Website and app data records:
%%
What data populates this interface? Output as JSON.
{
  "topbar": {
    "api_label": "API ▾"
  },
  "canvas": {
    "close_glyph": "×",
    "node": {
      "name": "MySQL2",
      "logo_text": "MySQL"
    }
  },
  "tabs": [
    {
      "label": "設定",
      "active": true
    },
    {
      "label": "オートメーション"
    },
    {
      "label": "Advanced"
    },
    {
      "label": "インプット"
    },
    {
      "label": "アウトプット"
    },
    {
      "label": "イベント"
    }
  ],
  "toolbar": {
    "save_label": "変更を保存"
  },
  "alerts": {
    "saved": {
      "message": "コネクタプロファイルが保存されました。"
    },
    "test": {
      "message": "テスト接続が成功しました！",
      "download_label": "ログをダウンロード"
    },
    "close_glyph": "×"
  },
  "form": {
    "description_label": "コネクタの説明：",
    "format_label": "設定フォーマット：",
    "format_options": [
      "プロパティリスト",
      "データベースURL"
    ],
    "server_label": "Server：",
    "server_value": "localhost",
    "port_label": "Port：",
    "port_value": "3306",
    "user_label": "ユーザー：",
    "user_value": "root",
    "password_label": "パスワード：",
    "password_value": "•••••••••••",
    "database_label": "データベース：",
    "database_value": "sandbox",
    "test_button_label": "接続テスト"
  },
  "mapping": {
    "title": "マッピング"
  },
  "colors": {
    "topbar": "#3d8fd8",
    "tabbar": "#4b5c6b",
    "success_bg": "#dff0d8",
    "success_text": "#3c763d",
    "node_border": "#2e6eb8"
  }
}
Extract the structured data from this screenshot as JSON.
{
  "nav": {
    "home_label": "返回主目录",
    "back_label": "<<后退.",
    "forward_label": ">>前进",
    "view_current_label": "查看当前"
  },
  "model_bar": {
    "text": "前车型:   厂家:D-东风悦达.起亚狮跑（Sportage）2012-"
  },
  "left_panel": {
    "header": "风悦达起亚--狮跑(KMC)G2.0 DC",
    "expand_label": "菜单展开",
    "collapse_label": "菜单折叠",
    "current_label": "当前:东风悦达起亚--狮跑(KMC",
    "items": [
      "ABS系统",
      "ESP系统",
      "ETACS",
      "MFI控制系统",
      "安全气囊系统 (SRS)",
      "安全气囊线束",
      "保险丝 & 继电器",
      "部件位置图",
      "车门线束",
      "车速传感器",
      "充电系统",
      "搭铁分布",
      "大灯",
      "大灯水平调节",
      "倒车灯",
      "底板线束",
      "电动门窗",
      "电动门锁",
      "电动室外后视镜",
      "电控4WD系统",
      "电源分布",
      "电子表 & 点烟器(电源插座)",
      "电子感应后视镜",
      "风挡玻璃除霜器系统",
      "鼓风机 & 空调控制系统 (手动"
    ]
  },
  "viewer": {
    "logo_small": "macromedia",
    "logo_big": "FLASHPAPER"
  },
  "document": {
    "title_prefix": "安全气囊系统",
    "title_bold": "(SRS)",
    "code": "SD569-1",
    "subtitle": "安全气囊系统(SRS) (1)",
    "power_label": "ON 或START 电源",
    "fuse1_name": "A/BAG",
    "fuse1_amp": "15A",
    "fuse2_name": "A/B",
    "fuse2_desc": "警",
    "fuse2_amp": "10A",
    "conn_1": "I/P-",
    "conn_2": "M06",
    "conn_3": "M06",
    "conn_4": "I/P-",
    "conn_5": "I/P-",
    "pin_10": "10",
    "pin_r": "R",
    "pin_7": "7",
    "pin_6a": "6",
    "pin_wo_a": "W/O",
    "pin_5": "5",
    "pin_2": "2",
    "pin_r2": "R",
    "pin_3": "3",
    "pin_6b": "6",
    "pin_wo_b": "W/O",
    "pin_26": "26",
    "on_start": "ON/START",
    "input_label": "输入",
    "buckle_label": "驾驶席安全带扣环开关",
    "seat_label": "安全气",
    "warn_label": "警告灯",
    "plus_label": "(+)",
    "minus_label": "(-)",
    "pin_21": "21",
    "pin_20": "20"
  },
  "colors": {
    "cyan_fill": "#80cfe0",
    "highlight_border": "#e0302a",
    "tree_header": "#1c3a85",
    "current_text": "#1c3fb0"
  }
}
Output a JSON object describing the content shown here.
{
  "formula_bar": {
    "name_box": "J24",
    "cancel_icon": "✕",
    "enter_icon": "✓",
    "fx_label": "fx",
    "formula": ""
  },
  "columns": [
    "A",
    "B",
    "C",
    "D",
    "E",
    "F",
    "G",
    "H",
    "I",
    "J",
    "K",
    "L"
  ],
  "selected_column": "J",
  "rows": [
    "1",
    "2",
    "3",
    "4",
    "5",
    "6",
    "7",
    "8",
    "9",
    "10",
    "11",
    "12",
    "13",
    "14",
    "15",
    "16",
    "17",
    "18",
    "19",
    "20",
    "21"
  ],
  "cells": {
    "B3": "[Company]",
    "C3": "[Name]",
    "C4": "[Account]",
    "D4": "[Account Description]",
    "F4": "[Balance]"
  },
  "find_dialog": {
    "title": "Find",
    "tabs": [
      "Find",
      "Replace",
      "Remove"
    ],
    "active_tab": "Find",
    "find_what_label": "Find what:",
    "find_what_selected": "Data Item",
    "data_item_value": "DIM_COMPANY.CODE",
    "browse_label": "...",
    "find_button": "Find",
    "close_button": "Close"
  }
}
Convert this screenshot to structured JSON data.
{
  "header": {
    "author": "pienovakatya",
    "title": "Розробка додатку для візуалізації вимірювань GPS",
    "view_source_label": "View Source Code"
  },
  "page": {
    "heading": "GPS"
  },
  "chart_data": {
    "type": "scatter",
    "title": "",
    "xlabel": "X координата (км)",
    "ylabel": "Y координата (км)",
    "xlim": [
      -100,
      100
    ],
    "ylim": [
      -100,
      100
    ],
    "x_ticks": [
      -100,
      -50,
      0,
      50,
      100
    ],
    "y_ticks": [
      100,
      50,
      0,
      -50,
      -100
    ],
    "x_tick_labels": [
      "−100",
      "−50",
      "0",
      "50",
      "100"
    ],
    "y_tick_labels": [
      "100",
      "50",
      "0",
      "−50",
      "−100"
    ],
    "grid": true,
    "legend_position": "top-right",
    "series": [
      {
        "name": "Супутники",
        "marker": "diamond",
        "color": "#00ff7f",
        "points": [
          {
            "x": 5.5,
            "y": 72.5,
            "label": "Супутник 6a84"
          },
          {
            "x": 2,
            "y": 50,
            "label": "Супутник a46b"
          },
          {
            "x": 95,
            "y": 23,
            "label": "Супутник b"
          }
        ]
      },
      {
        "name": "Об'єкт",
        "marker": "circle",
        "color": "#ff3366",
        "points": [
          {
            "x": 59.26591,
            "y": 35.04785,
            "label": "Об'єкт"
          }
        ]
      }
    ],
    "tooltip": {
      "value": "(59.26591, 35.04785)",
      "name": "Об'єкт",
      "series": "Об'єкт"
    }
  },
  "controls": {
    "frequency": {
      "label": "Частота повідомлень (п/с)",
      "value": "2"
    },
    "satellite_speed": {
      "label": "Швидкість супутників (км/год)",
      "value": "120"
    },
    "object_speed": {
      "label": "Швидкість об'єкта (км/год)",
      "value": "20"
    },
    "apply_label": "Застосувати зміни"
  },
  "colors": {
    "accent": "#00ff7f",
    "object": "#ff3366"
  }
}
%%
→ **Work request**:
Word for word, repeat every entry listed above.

→ **Response area**:
What data populates this interface? Output as JSON.
{
  "topbar": {
    "api_label": "API ▾"
  },
  "canvas": {
    "close_glyph": "×",
    "node": {
      "name": "MySQL2",
      "logo_text": "MySQL"
    }
  },
  "tabs": [
    {
      "label": "設定",
      "active": true
    },
    {
      "label": "オートメーション"
    },
    {
      "label": "Advanced"
    },
    {
      "label": "インプット"
    },
    {
      "label": "アウトプット"
    },
    {
      "label": "イベント"
    }
  ],
  "toolbar": {
    "save_label": "変更を保存"
  },
  "alerts": {
    "saved": {
      "message": "コネクタプロファイルが保存されました。"
    },
    "test": {
      "message": "テスト接続が成功しました！",
      "download_label": "ログをダウンロード"
    },
    "close_glyph": "×"
  },
  "form": {
    "description_label": "コネクタの説明：",
    "format_label": "設定フォーマット：",
    "format_options": [
      "プロパティリスト",
      "データベースURL"
    ],
    "server_label": "Server：",
    "server_value": "localhost",
    "port_label": "Port：",
    "port_value": "3306",
    "user_label": "ユーザー：",
    "user_value": "root",
    "password_label": "パスワード：",
    "password_value": "•••••••••••",
    "database_label": "データベース：",
    "database_value": "sandbox",
    "test_button_label": "接続テスト"
  },
  "mapping": {
    "title": "マッピング"
  },
  "colors": {
    "topbar": "#3d8fd8",
    "tabbar": "#4b5c6b",
    "success_bg": "#dff0d8",
    "success_text": "#3c763d",
    "node_border": "#2e6eb8"
  }
}
Extract the structured data from this screenshot as JSON.
{
  "nav": {
    "home_label": "返回主目录",
    "back_label": "<<后退.",
    "forward_label": ">>前进",
    "view_current_label": "查看当前"
  },
  "model_bar": {
    "text": "前车型:   厂家:D-东风悦达.起亚狮跑（Sportage）2012-"
  },
  "left_panel": {
    "header": "风悦达起亚--狮跑(KMC)G2.0 DC",
    "expand_label": "菜单展开",
    "collapse_label": "菜单折叠",
    "current_label": "当前:东风悦达起亚--狮跑(KMC",
    "items": [
      "ABS系统",
      "ESP系统",
      "ETACS",
      "MFI控制系统",
      "安全气囊系统 (SRS)",
      "安全气囊线束",
      "保险丝 & 继电器",
      "部件位置图",
      "车门线束",
      "车速传感器",
      "充电系统",
      "搭铁分布",
      "大灯",
      "大灯水平调节",
      "倒车灯",
      "底板线束",
      "电动门窗",
      "电动门锁",
      "电动室外后视镜",
      "电控4WD系统",
      "电源分布",
      "电子表 & 点烟器(电源插座)",
      "电子感应后视镜",
      "风挡玻璃除霜器系统",
      "鼓风机 & 空调控制系统 (手动"
    ]
  },
  "viewer": {
    "logo_small": "macromedia",
    "logo_big": "FLASHPAPER"
  },
  "document": {
    "title_prefix": "安全气囊系统",
    "title_bold": "(SRS)",
    "code": "SD569-1",
    "subtitle": "安全气囊系统(SRS) (1)",
    "power_label": "ON 或START 电源",
    "fuse1_name": "A/BAG",
    "fuse1_amp": "15A",
    "fuse2_name": "A/B",
    "fuse2_desc": "警",
    "fuse2_amp": "10A",
    "conn_1": "I/P-",
    "conn_2": "M06",
    "conn_3": "M06",
    "conn_4": "I/P-",
    "conn_5": "I/P-",
    "pin_10": "10",
    "pin_r": "R",
    "pin_7": "7",
    "pin_6a": "6",
    "pin_wo_a": "W/O",
    "pin_5": "5",
    "pin_2": "2",
    "pin_r2": "R",
    "pin_3": "3",
    "pin_6b": "6",
    "pin_wo_b": "W/O",
    "pin_26": "26",
    "on_start": "ON/START",
    "input_label": "输入",
    "buckle_label": "驾驶席安全带扣环开关",
    "seat_label": "安全气",
    "warn_label": "警告灯",
    "plus_label": "(+)",
    "minus_label": "(-)",
    "pin_21": "21",
    "pin_20": "20"
  },
  "colors": {
    "cyan_fill": "#80cfe0",
    "highlight_border": "#e0302a",
    "tree_header": "#1c3a85",
    "current_text": "#1c3fb0"
  }
}
Output a JSON object describing the content shown here.
{
  "formula_bar": {
    "name_box": "J24",
    "cancel_icon": "✕",
    "enter_icon": "✓",
    "fx_label": "fx",
    "formula": ""
  },
  "columns": [
    "A",
    "B",
    "C",
    "D",
    "E",
    "F",
    "G",
    "H",
    "I",
    "J",
    "K",
    "L"
  ],
  "selected_column": "J",
  "rows": [
    "1",
    "2",
    "3",
    "4",
    "5",
    "6",
    "7",
    "8",
    "9",
    "10",
    "11",
    "12",
    "13",
    "14",
    "15",
    "16",
    "17",
    "18",
    "19",
    "20",
    "21"
  ],
  "cells": {
    "B3": "[Company]",
    "C3": "[Name]",
    "C4": "[Account]",
    "D4": "[Account Description]",
    "F4": "[Balance]"
  },
  "find_dialog": {
    "title": "Find",
    "tabs": [
      "Find",
      "Replace",
      "Remove"
    ],
    "active_tab": "Find",
    "find_what_label": "Find what:",
    "find_what_selected": "Data Item",
    "data_item_value": "DIM_COMPANY.CODE",
    "browse_label": "...",
    "find_button": "Find",
    "close_button": "Close"
  }
}
Convert this screenshot to structured JSON data.
{
  "header": {
    "author": "pienovakatya",
    "title": "Розробка додатку для візуалізації вимірювань GPS",
    "view_source_label": "View Source Code"
  },
  "page": {
    "heading": "GPS"
  },
  "chart_data": {
    "type": "scatter",
    "title": "",
    "xlabel": "X координата (км)",
    "ylabel": "Y координата (км)",
    "xlim": [
      -100,
      100
    ],
    "ylim": [
      -100,
      100
    ],
    "x_ticks": [
      -100,
      -50,
      0,
      50,
      100
    ],
    "y_ticks": [
      100,
      50,
      0,
      -50,
      -100
    ],
    "x_tick_labels": [
      "−100",
      "−50",
      "0",
      "50",
      "100"
    ],
    "y_tick_labels": [
      "100",
      "50",
      "0",
      "−50",
      "−100"
    ],
    "grid": true,
    "legend_position": "top-right",
    "series": [
      {
        "name": "Супутники",
        "marker": "diamond",
        "color": "#00ff7f",
        "points": [
          {
            "x": 5.5,
            "y": 72.5,
            "label": "Супутник 6a84"
          },
          {
            "x": 2,
            "y": 50,
            "label": "Супутник a46b"
          },
          {
            "x": 95,
            "y": 23,
            "label": "Супутник b"
          }
        ]
      },
      {
        "name": "Об'єкт",
        "marker": "circle",
        "color": "#ff3366",
        "points": [
          {
            "x": 59.26591,
            "y": 35.04785,
            "label": "Об'єкт"
          }
        ]
      }
    ],
    "tooltip": {
      "value": "(59.26591, 35.04785)",
      "name": "Об'єкт",
      "series": "Об'єкт"
    }
  },
  "controls": {
    "frequency": {
      "label": "Частота повідомлень (п/с)",
      "value": "2"
    },
    "satellite_speed": {
      "label": "Швидкість супутників (км/год)",
      "value": "120"
    },
    "object_speed": {
      "label": "Швидкість об'єкта (км/год)",
      "value": "20"
    },
    "apply_label": "Застосувати зміни"
  },
  "colors": {
    "accent": "#00ff7f",
    "object": "#ff3366"
  }
}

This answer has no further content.